ONE can understand the dismay, possibly even righteous anger, when the country’s prime minister is described in a leading British newspaper as ‘Sonia’s poodle’. Such phrases, after all, while often part of idle, drawing room chatter, are not commonly part of our formal political discourse. The British may find nothing unusual in former Prime Minister Blair being called President Bush’s poodle. But that is not the Indian tradition. Or so we like to posture. Never mind that Manmohan Singh has often been far more unsympathetically described in scores of Indian analyses. But, if others, more so our former colonial masters, seek to assume a familiarity that we grant to ourselves, then ‘it’s not quite cricket’.
The headline in The Independent, its appropriateness or otherwise, can be debated. But what explains the flurry of indignation generated by an article in Time magazine describing Manmohan Singh as an ‘underachiever’? More so, because the content of the article is commonplace. It is, after all, no state secret that the UPA-2 regime has been caught in a policy paralysis, unable to take decisions, pass legislation and so on. Nor is it news that the growth process has slowed down, that inflation levels remain stubbornly high, and that business confidence is at an all time low, facts routinely admitted by official spokespersons.
In part, the excited reactions to the Time magazine article reflects the lack of confidence we have in our own knowledge producing institutions and, as a corollary, the importance we grant to judgements by outsiders, particularly from the West. Their praise boosts our self-confidence; their criticism dampens it. But equally, the reactions and the ensuing debate captures the insecurity of our political elite, across parties.

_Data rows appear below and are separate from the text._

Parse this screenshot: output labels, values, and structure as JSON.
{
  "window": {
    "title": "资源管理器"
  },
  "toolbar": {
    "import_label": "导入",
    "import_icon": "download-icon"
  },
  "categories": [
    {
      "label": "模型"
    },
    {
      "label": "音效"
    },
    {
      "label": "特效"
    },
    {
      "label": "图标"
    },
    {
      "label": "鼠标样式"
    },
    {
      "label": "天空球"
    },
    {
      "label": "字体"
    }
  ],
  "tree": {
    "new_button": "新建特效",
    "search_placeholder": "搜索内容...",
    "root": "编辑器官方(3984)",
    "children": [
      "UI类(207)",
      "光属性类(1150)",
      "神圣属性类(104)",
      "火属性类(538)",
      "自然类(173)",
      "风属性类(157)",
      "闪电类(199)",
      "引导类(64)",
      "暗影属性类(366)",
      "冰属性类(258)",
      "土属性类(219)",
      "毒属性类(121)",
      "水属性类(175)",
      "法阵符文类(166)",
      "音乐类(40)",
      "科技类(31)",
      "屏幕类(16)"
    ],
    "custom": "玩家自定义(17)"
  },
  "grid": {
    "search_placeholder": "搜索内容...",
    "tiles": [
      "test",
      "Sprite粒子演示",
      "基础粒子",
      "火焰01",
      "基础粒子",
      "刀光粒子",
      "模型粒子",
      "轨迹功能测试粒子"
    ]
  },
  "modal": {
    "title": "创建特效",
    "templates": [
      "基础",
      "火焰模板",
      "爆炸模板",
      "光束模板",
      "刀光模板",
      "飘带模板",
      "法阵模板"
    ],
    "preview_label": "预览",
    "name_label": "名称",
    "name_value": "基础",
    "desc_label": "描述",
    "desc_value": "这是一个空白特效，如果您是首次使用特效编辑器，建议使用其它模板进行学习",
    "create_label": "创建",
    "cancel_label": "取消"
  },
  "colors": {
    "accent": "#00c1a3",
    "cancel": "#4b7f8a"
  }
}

Take the other recent episode that too created a minor flutter. Talking to the media, senior Congressman and Law Minister Salman Khurshid admitted that his party was facing a crisis of leadership. Its supreme leader, Sonia Gandhi, seems out-of-sorts, displaying none of the energies of her earlier days prior to the Congress/UPA assuming power in 2004. At that stage, overcoming her natural reluctance to be in the public gaze, she had worked hard to bring not only the leaders in her party but also potential allies on board to breathe life into a fledgling UPA. Little of that seems visible now.

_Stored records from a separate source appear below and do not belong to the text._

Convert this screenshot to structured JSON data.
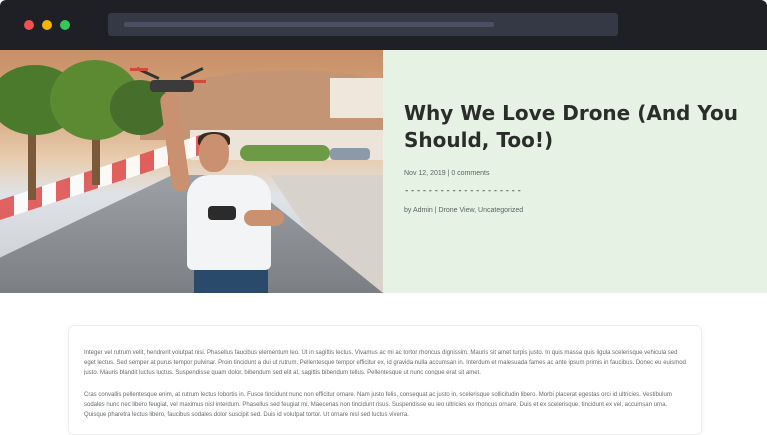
{
  "browser": {
    "controls": [
      "close",
      "minimize",
      "maximize"
    ],
    "url": ""
  },
  "hero": {
    "image_alt": "Man flying a drone on a palm-lined road",
    "title": "Why We Love Drone (And You Should, Too!)",
    "meta": "Nov 12, 2019 | 0 comments",
    "divider": "--------------------",
    "byline": "by Admin | Drone View, Uncategorized",
    "panel_color": "#e6f2e4"
  },
  "content": {
    "paragraphs": [
      "Integer vel rutrum velit, hendrerit volutpat nisi. Phasellus faucibus elementum leo. Ut in sagittis lectus. Vivamus ac mi ac tortor rhoncus dignissim. Mauris sit amet turpis justo. In quis massa quis ligula scelerisque vehicula sed eget lectus. Sed semper at purus tempor pulvinar. Proin tincidunt a dui ut rutrum. Pellentesque tempor efficitur ex, id gravida nulla accumsan in. Interdum et malesuada fames ac ante ipsum primis in faucibus. Donec eu euismod justo. Mauris blandit luctus luctus. Suspendisse quam dolor, bibendum sed elit at, sagittis bibendum tellus. Pellentesque ut nunc congue erat sit amet.",
      "Cras convallis pellentesque enim, at rutrum lectus lobortis in. Fusce tincidunt nunc non efficitur ornare. Nam justo felis, consequat ac justo in, scelerisque sollicitudin libero. Morbi placerat egestas orci id ultricies. Vestibulum sodales nunc nec libero feugiat, vel maximus nisl interdum. Phasellus sed feugiat mi. Maecenas non tincidunt risus. Suspendisse eu leo ultricies ex rhoncus ornare. Duis et ex scelerisque, tincidunt ex vel, accumsan urna. Quisque pharetra lectus libero, faucibus sodales dolor suscipit sed. Duis id volutpat tortor. Ut ornare nisl sed luctus viverra."
    ]
  }
}
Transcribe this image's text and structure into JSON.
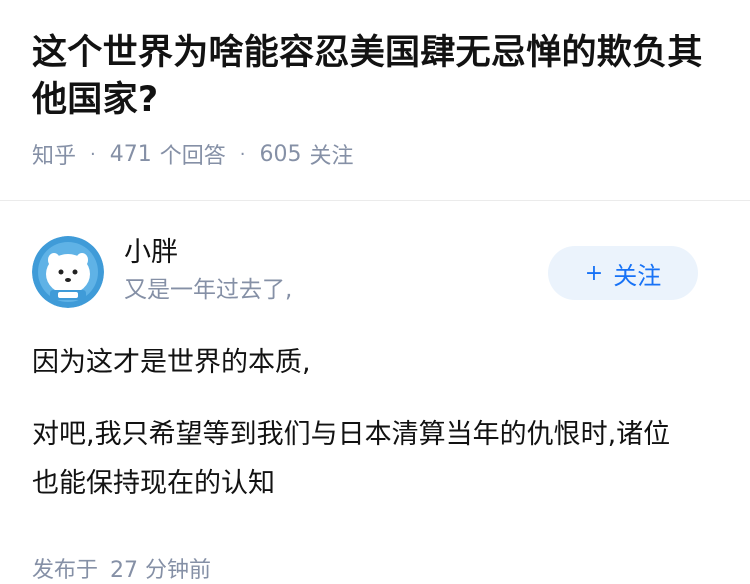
{
  "question": {
    "title": "这个世界为啥能容忍美国肆无忌惮的欺负其他国家?",
    "site": "知乎",
    "answer_count": "471",
    "answer_label": "个回答",
    "follower_count": "605",
    "follower_label": "关注"
  },
  "answer": {
    "author_name": "小胖",
    "author_bio": "又是一年过去了,",
    "follow_button": {
      "icon": "+",
      "label": "关注"
    },
    "paragraphs": [
      "因为这才是世界的本质,",
      "对吧,我只希望等到我们与日本清算当年的仇恨时,诸位也能保持现在的认知"
    ],
    "time_label": "发布于",
    "time_value": "27 分钟前"
  },
  "colors": {
    "accent": "#1772f6",
    "follow_bg": "#ebf3fc",
    "meta_text": "#8590a6",
    "avatar_bg": "#3f9bd8"
  }
}
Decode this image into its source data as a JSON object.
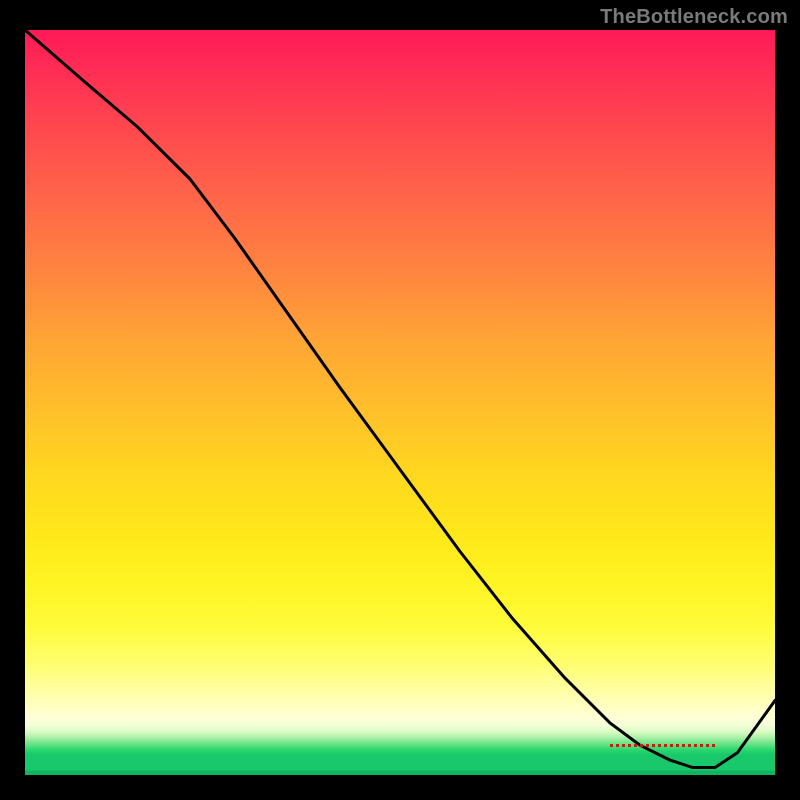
{
  "watermark": "TheBottleneck.com",
  "chart_data": {
    "type": "line",
    "title": "",
    "xlabel": "",
    "ylabel": "",
    "xlim": [
      0,
      100
    ],
    "ylim": [
      0,
      100
    ],
    "grid": false,
    "series": [
      {
        "name": "curve",
        "x": [
          0,
          8,
          15,
          22,
          28,
          35,
          42,
          50,
          58,
          65,
          72,
          78,
          82,
          86,
          89,
          92,
          95,
          100
        ],
        "y": [
          100,
          93,
          87,
          80,
          72,
          62,
          52,
          41,
          30,
          21,
          13,
          7,
          4,
          2,
          1,
          1,
          3,
          10
        ]
      }
    ],
    "optimal_region_x": [
      78,
      92
    ],
    "gradient_stops": [
      {
        "pos": 0.0,
        "color": "#ff1a58"
      },
      {
        "pos": 0.4,
        "color": "#ff8a3e"
      },
      {
        "pos": 0.7,
        "color": "#ffe81a"
      },
      {
        "pos": 0.92,
        "color": "#ffffd4"
      },
      {
        "pos": 0.97,
        "color": "#2bd86e"
      },
      {
        "pos": 1.0,
        "color": "#0db561"
      }
    ],
    "bottom_marker_label": ""
  },
  "colors": {
    "background": "#000000",
    "watermark": "#7a7a7a",
    "curve": "#000000",
    "marker": "#d11a0f"
  }
}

Unfortunately for the Congress, the hopes invested in the leadership designed to take over, Rahul Gandhi, have yet to bear fruit. While the young Gandhi still enjoys a measure of goodwill, with most people believing that his heart is in the right place, his efforts to revitalize the party, including its youth wing, have failed to enthuse. Moreover, the disappointing results of his U.P. campaign, including in what are considered the pocket boroughs of Raebareli, Amethi and Sultanpur, have dispirited even diehard supporters and loyalists and considerably dimmed his sheen. Surely, after nearly two terms in Parliament, to claim potential and promise is no longer enough.

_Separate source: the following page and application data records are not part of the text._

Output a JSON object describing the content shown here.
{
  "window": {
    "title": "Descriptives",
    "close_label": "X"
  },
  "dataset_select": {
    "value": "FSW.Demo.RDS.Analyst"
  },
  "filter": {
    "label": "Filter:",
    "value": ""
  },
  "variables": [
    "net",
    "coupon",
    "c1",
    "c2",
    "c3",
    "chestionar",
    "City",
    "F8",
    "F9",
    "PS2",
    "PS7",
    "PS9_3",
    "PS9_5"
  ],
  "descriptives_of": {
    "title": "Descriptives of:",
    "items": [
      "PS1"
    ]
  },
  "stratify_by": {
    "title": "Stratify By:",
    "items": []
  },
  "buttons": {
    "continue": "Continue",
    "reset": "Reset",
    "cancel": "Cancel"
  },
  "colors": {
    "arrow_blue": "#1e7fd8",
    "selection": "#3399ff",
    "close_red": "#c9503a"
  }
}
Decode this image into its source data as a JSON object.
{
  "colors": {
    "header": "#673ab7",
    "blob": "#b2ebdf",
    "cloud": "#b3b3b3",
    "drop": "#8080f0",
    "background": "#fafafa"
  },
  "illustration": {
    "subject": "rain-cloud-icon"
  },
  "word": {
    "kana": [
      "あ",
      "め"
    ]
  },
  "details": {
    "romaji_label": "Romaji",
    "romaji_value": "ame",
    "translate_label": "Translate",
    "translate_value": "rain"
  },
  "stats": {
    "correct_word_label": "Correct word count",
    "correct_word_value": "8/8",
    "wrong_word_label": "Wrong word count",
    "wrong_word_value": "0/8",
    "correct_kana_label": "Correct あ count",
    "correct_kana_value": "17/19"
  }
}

Salman Khurshid likened the young Gandhi’s role to a cameo performance, hoping that he would now assume a larger role in the party and provide it fresh direction. The current disarray in the party, and government, he traced to this unusually long process of waiting, a phase he hoped would soon come to an end. In itself, none of what Khurshid articulated is new, much less incendiary. Yet, so terrified is the Congress of any implied criticism of its leadership (read ruling family), that more than discuss the content of his analysis, the focus is firmly on the possible reasons why he said what he did. And worse publicly. This is not a party sure of itself, fearful about its future.
The problem, unfortunately, is not limited to the Congress alone. Every other party, national or regional, seems afflicted with a similar insecurity, a lack of self-confidence, relying more on errors by opponents than its own strength, such that even innocuous statements are invested with dangerous, destabilizing qualities. Even the Communists, normally seen as more organized and favouring informed debate, now display an alarming inability to accommodate dissent. So when a young CPI(M) leader and frequent spokesperson, Prasanjit Bose, disagreed with the party decision to support Pranab Mukherjee’s candidature for the post of President, and resigned, the party leadership preferred instead to expel him, citing indiscipline.
If such is the state of our political leadership, should we be surprised that the country cannot come to a reasonable consensus on key policy questions? Or that the performance of the UPA-2 regime, under Manmohan Singh’s leadership, remains underwhelming. We do not need Time magazine to tell us that. A country and its leadership which, to quote Pratap Bhanu Mehta, ‘cannot take its own measure’, can hardly aspire to greatness.